With that, we were now five or so hours into Manifesto 11, with each performer effectively managing to bring something completely new to the table. And yet, there were still a few surprises in store. How cool was the backdrop for Majid Jordan’s performance? I thought it was a perfect visual representation of their sound: spacey and ethereal at times, rosy and radiant at others. I’m sure it was no coincidence that their set only began after the sun had set.
ZEE: By this time, the accumulated events of the day were taking their toll on our bodies. We sat atop one of the surrounding hills before Majid Jordan’s set, a decision that paid off heavenly. We made our way back over to the stage after the hosts introduced them.

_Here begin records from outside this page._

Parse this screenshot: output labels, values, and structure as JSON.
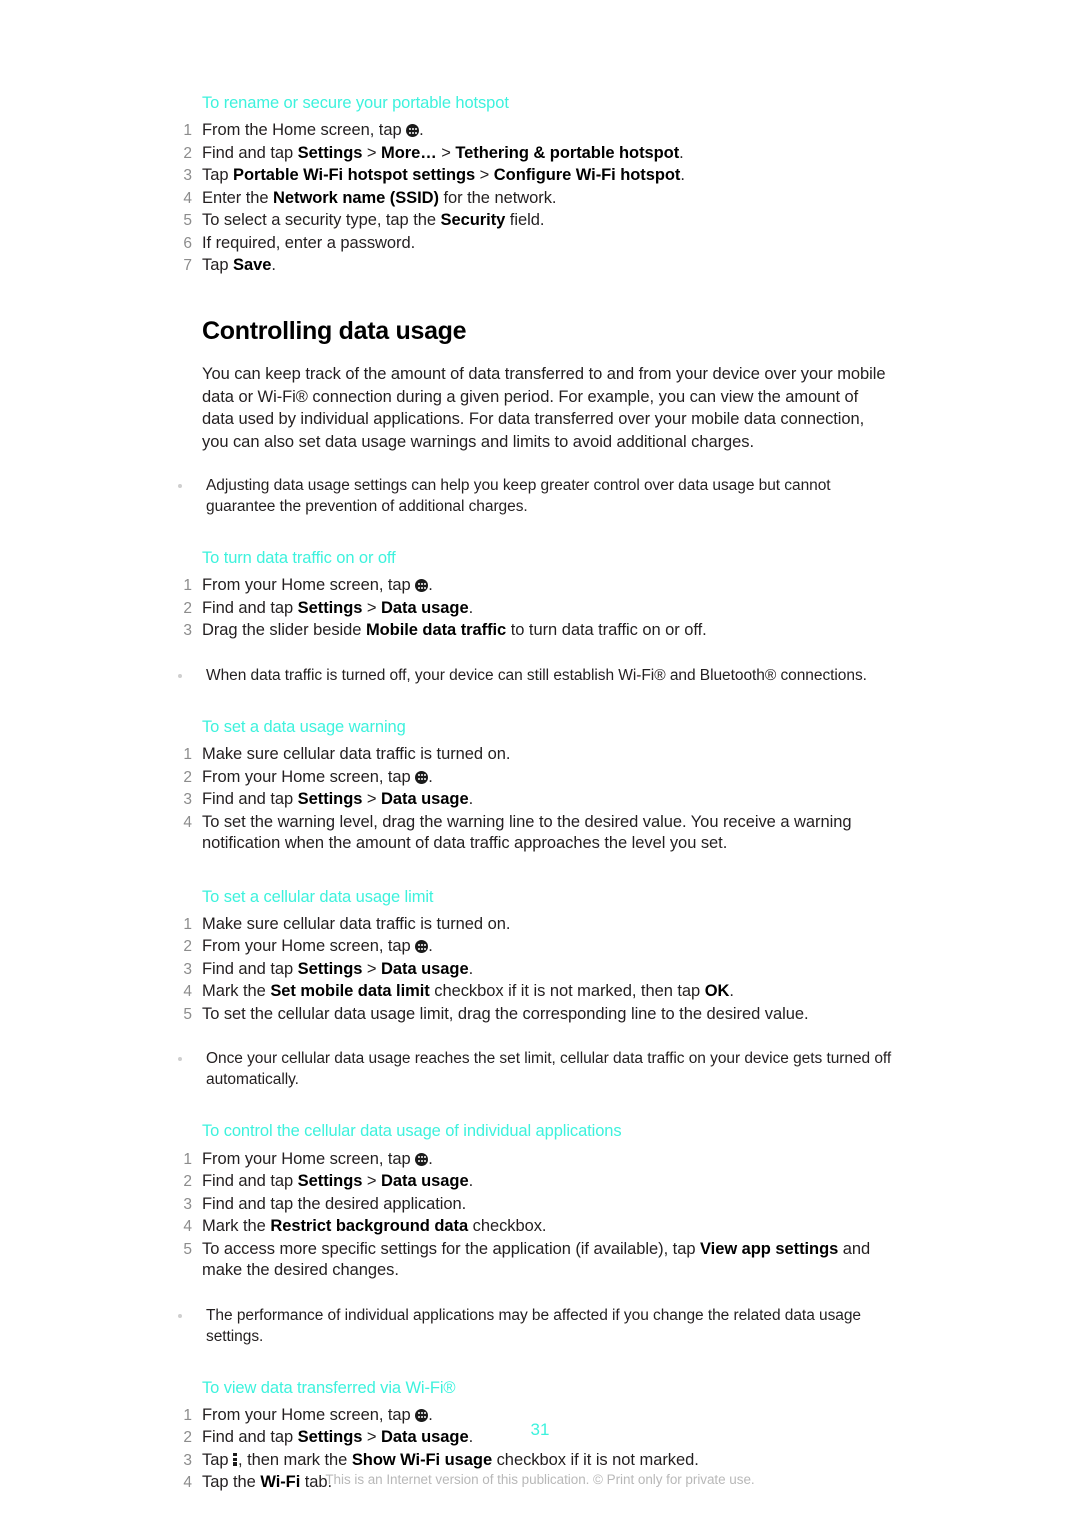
{
  "theme": {
    "accent": "#3df2dd",
    "body_text": "#231f20",
    "step_number": "#8c8c8c",
    "footer_text": "#b8b8b8",
    "background": "#ffffff"
  },
  "icons": {
    "app_drawer": "app-drawer-icon",
    "overflow_menu": "overflow-menu-icon"
  },
  "sections": {
    "hotspot": {
      "heading": "To rename or secure your portable hotspot",
      "steps": {
        "s1_a": "From the Home screen, tap ",
        "s1_b": ".",
        "s2_a": "Find and tap ",
        "s2_b": "Settings",
        "s2_c": " > ",
        "s2_d": "More…",
        "s2_e": " > ",
        "s2_f": "Tethering & portable hotspot",
        "s2_g": ".",
        "s3_a": "Tap ",
        "s3_b": "Portable Wi-Fi hotspot settings",
        "s3_c": " > ",
        "s3_d": "Configure Wi-Fi hotspot",
        "s3_e": ".",
        "s4_a": "Enter the ",
        "s4_b": "Network name (SSID)",
        "s4_c": " for the network.",
        "s5_a": "To select a security type, tap the ",
        "s5_b": "Security",
        "s5_c": " field.",
        "s6": "If required, enter a password.",
        "s7_a": "Tap ",
        "s7_b": "Save",
        "s7_c": "."
      }
    },
    "controlling_data_usage": {
      "title": "Controlling data usage",
      "intro": "You can keep track of the amount of data transferred to and from your device over your mobile data or Wi-Fi® connection during a given period. For example, you can view the amount of data used by individual applications. For data transferred over your mobile data connection, you can also set data usage warnings and limits to avoid additional charges.",
      "note": "Adjusting data usage settings can help you keep greater control over data usage but cannot guarantee the prevention of additional charges."
    },
    "turn_data_traffic": {
      "heading": "To turn data traffic on or off",
      "steps": {
        "s1_a": "From your Home screen, tap ",
        "s1_b": ".",
        "s2_a": "Find and tap ",
        "s2_b": "Settings",
        "s2_c": " > ",
        "s2_d": "Data usage",
        "s2_e": ".",
        "s3_a": "Drag the slider beside ",
        "s3_b": "Mobile data traffic",
        "s3_c": " to turn data traffic on or off."
      },
      "note": "When data traffic is turned off, your device can still establish Wi-Fi® and Bluetooth® connections."
    },
    "data_usage_warning": {
      "heading": "To set a data usage warning",
      "steps": {
        "s1": "Make sure cellular data traffic is turned on.",
        "s2_a": "From your Home screen, tap ",
        "s2_b": ".",
        "s3_a": "Find and tap ",
        "s3_b": "Settings",
        "s3_c": " > ",
        "s3_d": "Data usage",
        "s3_e": ".",
        "s4": "To set the warning level, drag the warning line to the desired value. You receive a warning notification when the amount of data traffic approaches the level you set."
      }
    },
    "cellular_data_limit": {
      "heading": "To set a cellular data usage limit",
      "steps": {
        "s1": "Make sure cellular data traffic is turned on.",
        "s2_a": "From your Home screen, tap ",
        "s2_b": ".",
        "s3_a": "Find and tap ",
        "s3_b": "Settings",
        "s3_c": " > ",
        "s3_d": "Data usage",
        "s3_e": ".",
        "s4_a": "Mark the ",
        "s4_b": "Set mobile data limit",
        "s4_c": " checkbox if it is not marked, then tap ",
        "s4_d": "OK",
        "s4_e": ".",
        "s5": "To set the cellular data usage limit, drag the corresponding line to the desired value."
      },
      "note": "Once your cellular data usage reaches the set limit, cellular data traffic on your device gets turned off automatically."
    },
    "individual_applications": {
      "heading": "To control the cellular data usage of individual applications",
      "steps": {
        "s1_a": "From your Home screen, tap ",
        "s1_b": ".",
        "s2_a": "Find and tap ",
        "s2_b": "Settings",
        "s2_c": " > ",
        "s2_d": "Data usage",
        "s2_e": ".",
        "s3": "Find and tap the desired application.",
        "s4_a": "Mark the ",
        "s4_b": "Restrict background data",
        "s4_c": " checkbox.",
        "s5_a": "To access more specific settings for the application (if available), tap ",
        "s5_b": "View app settings",
        "s5_c": " and make the desired changes."
      },
      "note": "The performance of individual applications may be affected if you change the related data usage settings."
    },
    "view_wifi_data": {
      "heading": "To view data transferred via Wi-Fi®",
      "steps": {
        "s1_a": "From your Home screen, tap ",
        "s1_b": ".",
        "s2_a": "Find and tap ",
        "s2_b": "Settings",
        "s2_c": " > ",
        "s2_d": "Data usage",
        "s2_e": ".",
        "s3_a": "Tap ",
        "s3_b": ", then mark the ",
        "s3_c": "Show Wi-Fi usage",
        "s3_d": " checkbox if it is not marked.",
        "s4_a": "Tap the ",
        "s4_b": "Wi-Fi",
        "s4_c": " tab."
      }
    }
  },
  "page_number": "31",
  "footer": "This is an Internet version of this publication. © Print only for private use."
}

By this time, everyone at Echo Beach flocked as close to the stage as possible. Without much space to move, we stood alongside the tech booth towards the back of the crowd. It was here we saw the brilliant visual component of the R&B duo’s set. It was also here where we saw the people of Toronto celebrate music, culture, and life. As I maneuvered through the crowd in search of shots, I found friends huddled together with smiles on their faces, having the times of their lives. I’m hesitant to use the word “magical” considering my streak of cheesiness throughout this thread but how else could I explain the trance the crowd was in?
If it wasn’t enough of a celebration of Toronto, the duo brought out fellow locals Roy Woods and DVSN. OVO came out in full force that night. I think this is what Manifesto is all about. People converging through the arts, ultimately to uplift and empower each other. In the 8 or so hours we were there, we didn’t encounter any problems between patrons. Manifesto threw a day-long show, with lines, waits, alcohol, and crowds, and yet it was such a peaceful, positive night. I don’t think anyone left Echo Beach that night thinking they were never going to attend Manifesto again. That certainly wasn’t us last year. Manifesto 11 reminded people that there are more ways to support artists than buying music. Sometimes, you could be doing more than you’d ever know by just being in the crowd, being at the show. And Toronto definitely showed up.
Huge thank you to Manifesto for having us there. We think you did a fantastic job. I’m giving you 11 Manifesto 11 promotional images out of 11. (Do I need to photoshop a visual for this or does it paint enough of a mental image?). Looking forward to everything 2017 has in store for you. We hope you enjoyed this email thread. We are so sorry. This is probably crazy long.
Let us know what you think! How was your Manifesto 11 experience? Who was your favourite act? What was your favourite moment? Respond to the tweet below to get the conversation started: